Pressed further on the suggestion that Aquino's assassinated husband represents a "ghost" in the campaign, Imelda Marcos said, "You know, the thing is it's kind of a convenient, hysterical ghost, an emotion that is very convenient for the communists to use. It's very classic."
In an apparent dismissal of Aquino's reputation as a devout Roman Catholic, she added: "All this prayer thing, this is packaging."
Imelda Marcos said that while her husband had been called "a tyrant," he was "really a man of peace, a humanist and an enlightened leader" who, she said, used constitutional provisions such as martial law rather than violence. She referred to Marcos' declaration of martial law from 1972 to 1981, a period in which he changed the constitution to allow a president to run for reelection indefinitely.

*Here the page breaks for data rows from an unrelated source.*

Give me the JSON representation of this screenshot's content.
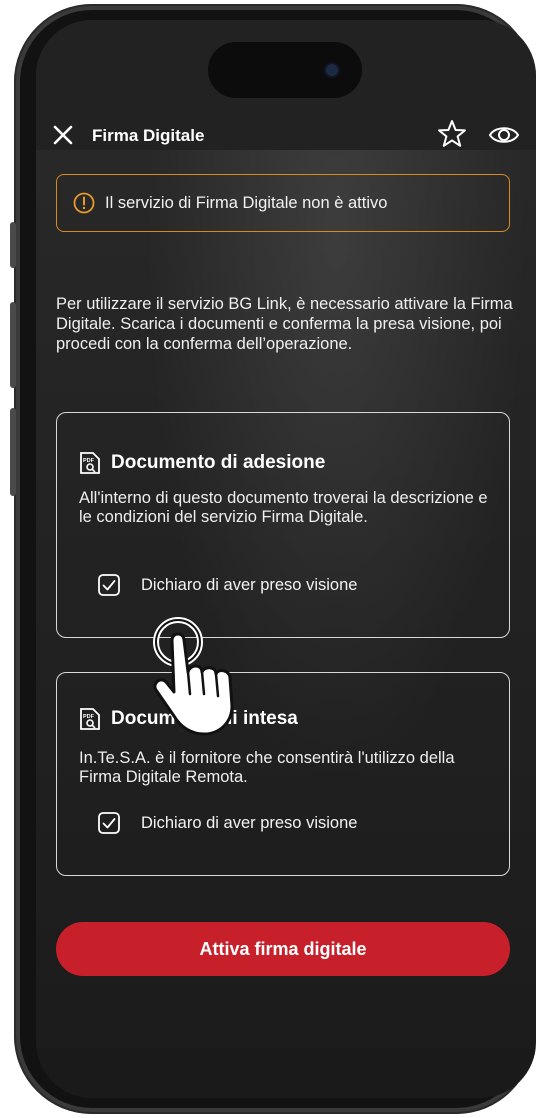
{
  "header": {
    "title": "Firma Digitale",
    "close_icon": "close-icon",
    "favorite_icon": "star-icon",
    "view_icon": "eye-icon"
  },
  "alert": {
    "icon": "warning-circle-icon",
    "text": "Il servizio di Firma Digitale non è attivo",
    "color": "#d98a1e"
  },
  "intro": {
    "text": "Per utilizzare il servizio BG Link, è necessario attivare la Firma Digitale. Scarica i documenti e conferma la presa visione, poi procedi con la conferma dell’operazione."
  },
  "documents": [
    {
      "icon": "pdf-search-icon",
      "title": "Documento di adesione",
      "description": "All'interno di questo documento troverai la descrizione e le condizioni del servizio Firma Digitale.",
      "checkbox_label": "Dichiaro di aver preso visione",
      "checked": true
    },
    {
      "icon": "pdf-search-icon",
      "title": "Documento di intesa",
      "description": "In.Te.S.A. è il fornitore che consentirà l'utilizzo della Firma Digitale Remota.",
      "checkbox_label": "Dichiaro di aver preso visione",
      "checked": true
    }
  ],
  "cta": {
    "label": "Attiva firma digitale",
    "color": "#c8202a"
  },
  "overlay": {
    "icon": "tap-hand-icon"
  }
}
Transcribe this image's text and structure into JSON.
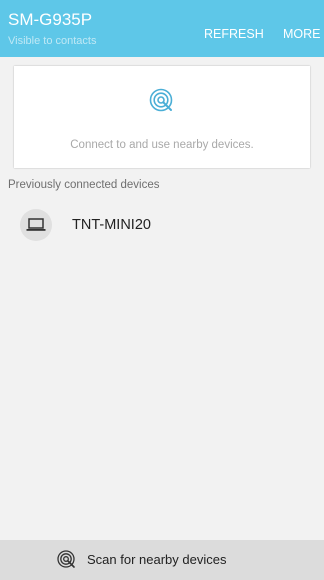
{
  "header": {
    "device_name": "SM-G935P",
    "visibility": "Visible to contacts",
    "refresh_label": "REFRESH",
    "more_label": "MORE"
  },
  "card": {
    "icon": "nearby-scan-icon",
    "message": "Connect to and use nearby devices."
  },
  "previous": {
    "section_label": "Previously connected devices",
    "devices": [
      {
        "name": "TNT-MINI20",
        "icon": "laptop-icon"
      }
    ]
  },
  "bottom_bar": {
    "icon": "nearby-scan-icon",
    "label": "Scan for nearby devices"
  },
  "colors": {
    "header_bg": "#5ec7e8",
    "icon_accent": "#4aaed6",
    "background": "#f2f2f2",
    "bottom_bar_bg": "#dcdcdc"
  }
}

Imelda Marcos gave a vague reply when asked about allegations that she, her family and presidential friends maintained "hidden wealth" abroad, and she denied that her husband is in poor health.
The U.S. courts and Congress have "evidence and documents to say that we have this," she said regarding the allegations that the Marcoses maintain properties in the United States. "It is open, and Mr. Solarz has gotten into this." She referred to Rep. Stephen J. Solarz (D-N.Y.), whose House subcommittee is holding hearings on the hidden wealth issue.
"Anyway, I think the thing . . . is a little too much," Imelda Marcos said. "The things that have been done to this country are not to be believed. What we have to go through and what we have to take from our allies and friends."
Regarding the president's health, she said Marcos "just recovered last year" from an illness she would not disclose but "is completely recovered and he is not sick of anything incurable."